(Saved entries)
BEGIN

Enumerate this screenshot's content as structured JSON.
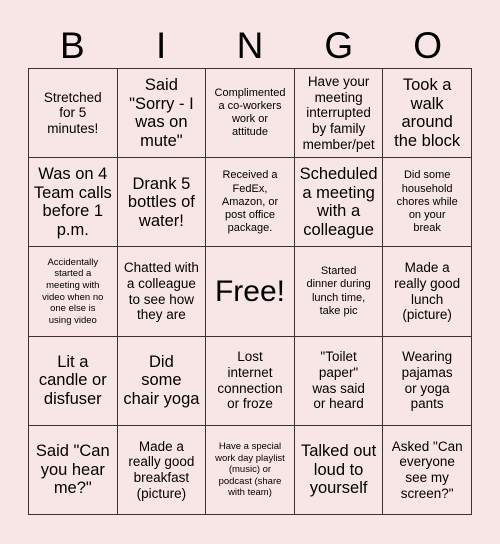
{
  "header": {
    "letters": [
      "B",
      "I",
      "N",
      "G",
      "O"
    ]
  },
  "grid": {
    "rows": [
      [
        {
          "text": "Stretched\nfor 5\nminutes!",
          "size": "fs-medium"
        },
        {
          "text": "Said\n\"Sorry - I\nwas on\nmute\"",
          "size": "fs-large"
        },
        {
          "text": "Complimented\na co-workers\nwork or\nattitude",
          "size": "fs-small"
        },
        {
          "text": "Have your\nmeeting\ninterrupted\nby family\nmember/pet",
          "size": "fs-medium"
        },
        {
          "text": "Took a\nwalk\naround\nthe block",
          "size": "fs-large"
        }
      ],
      [
        {
          "text": "Was on 4\nTeam calls\nbefore 1\np.m.",
          "size": "fs-large"
        },
        {
          "text": "Drank 5\nbottles of\nwater!",
          "size": "fs-large"
        },
        {
          "text": "Received a\nFedEx,\nAmazon, or\npost office\npackage.",
          "size": "fs-small"
        },
        {
          "text": "Scheduled\na meeting\nwith a\ncolleague",
          "size": "fs-large"
        },
        {
          "text": "Did some\nhousehold\nchores while\non your\nbreak",
          "size": "fs-small"
        }
      ],
      [
        {
          "text": "Accidentally\nstarted a\nmeeting with\nvideo when no\none else is\nusing video",
          "size": "fs-xsmall"
        },
        {
          "text": "Chatted with\na colleague\nto see how\nthey are",
          "size": "fs-medium"
        },
        {
          "text": "Free!",
          "size": "fs-free"
        },
        {
          "text": "Started\ndinner during\nlunch time,\ntake pic",
          "size": "fs-small"
        },
        {
          "text": "Made a\nreally good\nlunch\n(picture)",
          "size": "fs-medium"
        }
      ],
      [
        {
          "text": "Lit a\ncandle or\ndisfuser",
          "size": "fs-large"
        },
        {
          "text": "Did\nsome\nchair yoga",
          "size": "fs-large"
        },
        {
          "text": "Lost\ninternet\nconnection\nor froze",
          "size": "fs-medium"
        },
        {
          "text": "\"Toilet\npaper\"\nwas said\nor heard",
          "size": "fs-medium"
        },
        {
          "text": "Wearing\npajamas\nor yoga\npants",
          "size": "fs-medium"
        }
      ],
      [
        {
          "text": "Said \"Can\nyou hear\nme?\"",
          "size": "fs-large"
        },
        {
          "text": "Made a\nreally good\nbreakfast\n(picture)",
          "size": "fs-medium"
        },
        {
          "text": "Have a special\nwork day playlist\n(music) or\npodcast (share\nwith team)",
          "size": "fs-xsmall"
        },
        {
          "text": "Talked out\nloud to\nyourself",
          "size": "fs-large"
        },
        {
          "text": "Asked \"Can\neveryone\nsee my\nscreen?\"",
          "size": "fs-medium"
        }
      ]
    ]
  },
  "colors": {
    "background": "#f7e6e5",
    "grid_line": "#3c3234",
    "text": "#000000"
  }
}
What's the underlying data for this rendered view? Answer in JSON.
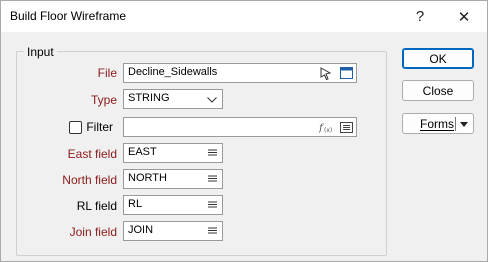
{
  "window": {
    "title": "Build Floor Wireframe",
    "help_label": "?",
    "close_label": "✕"
  },
  "group": {
    "title": "Input"
  },
  "fields": {
    "file": {
      "label": "File",
      "value": "Decline_Sidewalls"
    },
    "type": {
      "label": "Type",
      "value": "STRING"
    },
    "filter": {
      "label": "Filter",
      "value": "",
      "checked": false
    },
    "east": {
      "label": "East field",
      "value": "EAST"
    },
    "north": {
      "label": "North field",
      "value": "NORTH"
    },
    "rl": {
      "label": "RL field",
      "value": "RL"
    },
    "join": {
      "label": "Join field",
      "value": "JOIN"
    }
  },
  "buttons": {
    "ok": "OK",
    "close": "Close",
    "forms": "Forms"
  },
  "colors": {
    "required_label": "#8b1a1a",
    "accent": "#0067c0"
  },
  "icons": [
    "pointer-icon",
    "browse-icon",
    "chevron-down-icon",
    "function-icon",
    "list-icon",
    "dropdown-arrow-icon"
  ]
}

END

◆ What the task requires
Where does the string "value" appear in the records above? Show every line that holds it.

◆ Answer to this exercise
      "value": "Decline_Sidewalls"
      "value": "STRING"
      "value": "",
      "value": "EAST"
      "value": "NORTH"
      "value": "RL"
      "value": "JOIN"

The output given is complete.